Between 1961 and 1967 Allan practised widely in SA experimenting with both an ecological and modernist approach. For the Mt Lofty Botanic Garden Masterplan, he applied systematic ecological planning for the first time in Australia and used the overlay mapping techniques learned from Brian Hackett in England and Ian McHarg in America to inform the design.
His geometric design for the Sculpture Court of the National Gallery of South Australia took a modernist approach, as did his stylised mounds for the forecourt, carport and entry to the Highways Department Building.
In private practice Allan designed domestic gardens using recycled building materials, ground modelling, local stone, native trees and mass shrubs and groundcover to create places that soothe the human psyche and celebrate nature.

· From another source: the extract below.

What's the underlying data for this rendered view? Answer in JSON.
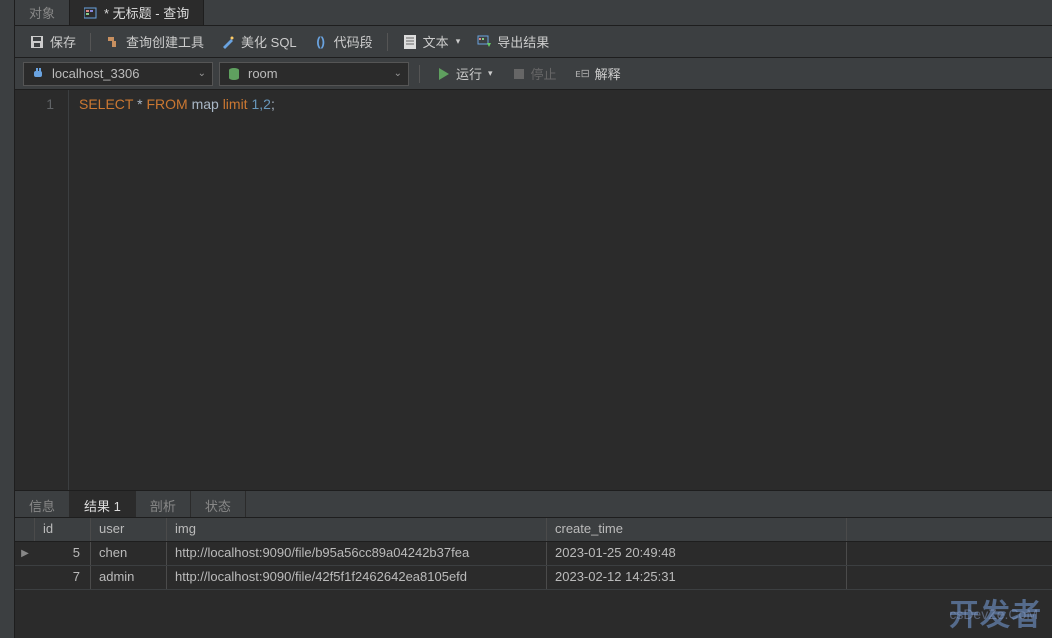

Allan returned to Sydney in 1967 to head the new Landscape Section of the Government Architect’s Branch of the Public Works Department heralding the beginning of landscape architecture in the public domain in NSW. Work from this period set new standards for the profession and included the Australian Section of Taronga Zoo. This project marked the introduction of a sophisticated level of detailing, unusual in the public domain of the time.
Allan did not restrict his interests to design. His later work in the public domain helped to build a framework for environmentally responsible site evaluation and impact assessment as an essential part of landscape architecture. He has applied his knowledge to teaching, writing and speaking, thereby contributing to landscape architecture in an all embracing way.
AILDM was very proud to have Allan as its Patron.